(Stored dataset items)
* * * * * * *

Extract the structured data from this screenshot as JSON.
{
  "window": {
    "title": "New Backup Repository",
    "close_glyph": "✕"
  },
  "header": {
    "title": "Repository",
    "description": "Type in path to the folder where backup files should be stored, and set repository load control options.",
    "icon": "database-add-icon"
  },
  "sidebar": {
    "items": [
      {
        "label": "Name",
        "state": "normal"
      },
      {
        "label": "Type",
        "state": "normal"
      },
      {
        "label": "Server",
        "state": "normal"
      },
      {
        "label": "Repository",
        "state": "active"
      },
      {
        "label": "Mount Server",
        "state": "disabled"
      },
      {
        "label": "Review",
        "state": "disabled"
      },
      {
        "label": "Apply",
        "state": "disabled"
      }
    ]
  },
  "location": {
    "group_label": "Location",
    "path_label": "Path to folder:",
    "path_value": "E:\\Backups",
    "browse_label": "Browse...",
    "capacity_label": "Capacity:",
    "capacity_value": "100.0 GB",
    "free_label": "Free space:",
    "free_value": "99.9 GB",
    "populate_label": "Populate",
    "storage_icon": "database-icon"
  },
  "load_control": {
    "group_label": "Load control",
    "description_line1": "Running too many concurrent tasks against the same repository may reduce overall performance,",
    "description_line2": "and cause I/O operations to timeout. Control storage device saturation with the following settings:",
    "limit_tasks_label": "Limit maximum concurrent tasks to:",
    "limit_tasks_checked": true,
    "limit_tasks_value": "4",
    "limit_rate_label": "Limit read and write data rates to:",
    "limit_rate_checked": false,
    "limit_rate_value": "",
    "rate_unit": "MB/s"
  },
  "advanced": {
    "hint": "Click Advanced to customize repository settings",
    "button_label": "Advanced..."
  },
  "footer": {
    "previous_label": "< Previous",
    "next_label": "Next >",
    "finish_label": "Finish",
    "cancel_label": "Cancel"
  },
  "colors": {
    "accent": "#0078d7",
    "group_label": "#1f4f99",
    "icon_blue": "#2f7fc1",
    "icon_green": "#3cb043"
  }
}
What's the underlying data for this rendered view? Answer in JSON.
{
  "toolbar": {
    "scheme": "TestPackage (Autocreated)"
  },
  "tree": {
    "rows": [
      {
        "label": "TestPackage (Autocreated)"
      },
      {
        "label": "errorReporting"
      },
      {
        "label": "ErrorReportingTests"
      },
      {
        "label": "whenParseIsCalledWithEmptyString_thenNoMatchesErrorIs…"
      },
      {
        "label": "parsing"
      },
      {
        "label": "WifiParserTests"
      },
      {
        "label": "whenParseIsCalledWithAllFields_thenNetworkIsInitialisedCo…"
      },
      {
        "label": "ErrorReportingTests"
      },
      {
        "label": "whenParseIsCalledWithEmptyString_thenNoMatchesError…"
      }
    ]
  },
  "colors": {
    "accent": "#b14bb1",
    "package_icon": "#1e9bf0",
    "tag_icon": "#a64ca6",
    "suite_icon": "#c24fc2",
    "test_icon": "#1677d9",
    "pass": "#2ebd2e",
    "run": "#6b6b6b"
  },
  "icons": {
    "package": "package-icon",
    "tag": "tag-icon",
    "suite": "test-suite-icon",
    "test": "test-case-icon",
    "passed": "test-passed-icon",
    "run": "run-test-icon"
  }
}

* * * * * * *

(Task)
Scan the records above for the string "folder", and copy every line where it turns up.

(Answer to the exercise)
    "description": "Type in path to the folder where backup files should be stored, and set repository load control options.",
    "path_label": "Path to folder:",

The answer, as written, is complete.